[Extracted data Boundary: Start]
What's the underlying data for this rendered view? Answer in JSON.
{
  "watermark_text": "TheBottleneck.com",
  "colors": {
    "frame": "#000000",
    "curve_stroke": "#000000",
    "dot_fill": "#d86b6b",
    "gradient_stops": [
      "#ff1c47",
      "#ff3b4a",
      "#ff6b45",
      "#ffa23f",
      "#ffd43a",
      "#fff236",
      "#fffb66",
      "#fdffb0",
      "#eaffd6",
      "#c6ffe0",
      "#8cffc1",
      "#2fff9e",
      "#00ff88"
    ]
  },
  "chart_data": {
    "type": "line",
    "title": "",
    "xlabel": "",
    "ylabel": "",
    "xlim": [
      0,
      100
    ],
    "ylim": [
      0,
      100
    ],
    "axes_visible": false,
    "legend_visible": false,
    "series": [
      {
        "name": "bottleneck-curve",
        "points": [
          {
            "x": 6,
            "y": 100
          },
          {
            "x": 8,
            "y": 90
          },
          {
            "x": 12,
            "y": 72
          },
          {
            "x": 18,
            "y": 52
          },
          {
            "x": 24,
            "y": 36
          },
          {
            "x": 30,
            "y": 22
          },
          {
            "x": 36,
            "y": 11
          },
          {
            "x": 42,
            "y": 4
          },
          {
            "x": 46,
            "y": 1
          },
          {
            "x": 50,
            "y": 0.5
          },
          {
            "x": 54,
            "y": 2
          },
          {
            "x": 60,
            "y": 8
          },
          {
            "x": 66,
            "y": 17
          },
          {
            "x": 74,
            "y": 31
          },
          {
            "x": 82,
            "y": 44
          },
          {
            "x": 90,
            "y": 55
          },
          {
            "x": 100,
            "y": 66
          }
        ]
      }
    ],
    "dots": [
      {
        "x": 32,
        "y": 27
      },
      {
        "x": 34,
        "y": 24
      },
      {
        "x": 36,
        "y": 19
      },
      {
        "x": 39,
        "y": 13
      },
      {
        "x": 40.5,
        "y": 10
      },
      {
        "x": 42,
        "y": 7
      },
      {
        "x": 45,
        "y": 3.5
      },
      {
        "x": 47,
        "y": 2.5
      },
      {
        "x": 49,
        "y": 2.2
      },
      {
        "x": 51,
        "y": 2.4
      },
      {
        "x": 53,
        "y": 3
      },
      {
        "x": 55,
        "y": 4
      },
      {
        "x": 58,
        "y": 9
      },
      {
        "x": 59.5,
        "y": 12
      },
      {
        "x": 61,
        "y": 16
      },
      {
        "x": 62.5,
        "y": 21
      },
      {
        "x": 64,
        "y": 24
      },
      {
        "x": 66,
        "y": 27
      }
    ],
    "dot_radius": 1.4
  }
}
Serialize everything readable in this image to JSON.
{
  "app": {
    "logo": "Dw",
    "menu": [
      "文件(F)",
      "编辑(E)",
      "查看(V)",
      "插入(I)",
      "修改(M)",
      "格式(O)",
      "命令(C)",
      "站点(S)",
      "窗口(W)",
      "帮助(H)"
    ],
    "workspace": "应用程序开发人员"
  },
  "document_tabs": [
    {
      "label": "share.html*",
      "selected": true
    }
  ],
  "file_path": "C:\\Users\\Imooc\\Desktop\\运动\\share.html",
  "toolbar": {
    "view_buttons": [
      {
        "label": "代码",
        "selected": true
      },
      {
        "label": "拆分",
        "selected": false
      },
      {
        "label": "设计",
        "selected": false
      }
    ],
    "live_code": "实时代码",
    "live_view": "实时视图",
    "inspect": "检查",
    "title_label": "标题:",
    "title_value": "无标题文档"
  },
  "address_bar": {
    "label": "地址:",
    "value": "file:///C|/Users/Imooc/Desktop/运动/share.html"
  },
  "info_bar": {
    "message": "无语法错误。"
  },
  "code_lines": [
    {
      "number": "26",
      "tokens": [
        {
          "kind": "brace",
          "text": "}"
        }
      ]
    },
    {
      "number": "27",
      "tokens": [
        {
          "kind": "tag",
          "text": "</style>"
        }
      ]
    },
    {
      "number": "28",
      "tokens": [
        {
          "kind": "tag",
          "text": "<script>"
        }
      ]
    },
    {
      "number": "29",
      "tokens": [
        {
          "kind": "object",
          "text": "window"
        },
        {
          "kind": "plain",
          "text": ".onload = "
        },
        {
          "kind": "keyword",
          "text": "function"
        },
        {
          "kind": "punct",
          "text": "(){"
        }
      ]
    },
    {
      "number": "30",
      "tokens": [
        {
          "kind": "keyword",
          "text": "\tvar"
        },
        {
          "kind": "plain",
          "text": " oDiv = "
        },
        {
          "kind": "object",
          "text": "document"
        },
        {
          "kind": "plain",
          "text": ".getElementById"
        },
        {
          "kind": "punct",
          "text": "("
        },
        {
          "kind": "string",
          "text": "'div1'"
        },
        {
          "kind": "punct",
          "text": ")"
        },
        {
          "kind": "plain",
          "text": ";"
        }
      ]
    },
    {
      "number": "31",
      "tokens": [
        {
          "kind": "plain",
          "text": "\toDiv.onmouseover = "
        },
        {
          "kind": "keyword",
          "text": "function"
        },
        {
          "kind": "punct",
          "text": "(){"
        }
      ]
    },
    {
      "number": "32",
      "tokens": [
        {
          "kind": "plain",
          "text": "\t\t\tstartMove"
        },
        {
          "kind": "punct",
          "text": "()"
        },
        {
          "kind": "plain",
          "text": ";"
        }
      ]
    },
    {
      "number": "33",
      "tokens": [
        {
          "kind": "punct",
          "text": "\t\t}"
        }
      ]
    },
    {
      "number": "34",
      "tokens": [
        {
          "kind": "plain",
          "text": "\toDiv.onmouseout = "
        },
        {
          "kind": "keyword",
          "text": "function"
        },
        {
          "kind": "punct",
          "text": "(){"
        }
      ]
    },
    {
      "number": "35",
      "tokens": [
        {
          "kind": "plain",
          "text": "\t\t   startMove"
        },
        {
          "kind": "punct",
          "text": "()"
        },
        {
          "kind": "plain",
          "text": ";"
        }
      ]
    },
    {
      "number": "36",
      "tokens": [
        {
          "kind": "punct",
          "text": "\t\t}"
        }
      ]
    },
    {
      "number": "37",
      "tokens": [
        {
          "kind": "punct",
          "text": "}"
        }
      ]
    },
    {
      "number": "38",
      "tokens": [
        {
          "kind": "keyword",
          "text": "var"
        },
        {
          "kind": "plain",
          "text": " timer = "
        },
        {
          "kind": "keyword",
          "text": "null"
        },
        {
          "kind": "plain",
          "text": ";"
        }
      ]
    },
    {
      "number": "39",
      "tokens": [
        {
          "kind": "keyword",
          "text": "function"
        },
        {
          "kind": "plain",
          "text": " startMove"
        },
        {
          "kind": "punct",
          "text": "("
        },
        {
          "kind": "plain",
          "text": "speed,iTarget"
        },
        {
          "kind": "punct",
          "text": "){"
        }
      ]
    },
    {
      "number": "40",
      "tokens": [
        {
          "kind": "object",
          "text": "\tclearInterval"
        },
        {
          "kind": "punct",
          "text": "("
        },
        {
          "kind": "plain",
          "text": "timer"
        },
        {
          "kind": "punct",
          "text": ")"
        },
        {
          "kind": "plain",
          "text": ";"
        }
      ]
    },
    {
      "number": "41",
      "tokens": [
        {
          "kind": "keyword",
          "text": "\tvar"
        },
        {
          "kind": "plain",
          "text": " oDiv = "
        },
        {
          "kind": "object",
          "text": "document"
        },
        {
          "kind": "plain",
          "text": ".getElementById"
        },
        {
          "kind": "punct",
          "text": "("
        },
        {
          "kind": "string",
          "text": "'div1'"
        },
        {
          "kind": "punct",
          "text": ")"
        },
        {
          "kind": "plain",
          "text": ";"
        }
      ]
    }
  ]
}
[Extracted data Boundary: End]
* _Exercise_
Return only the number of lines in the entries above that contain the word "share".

* _Written reply_
3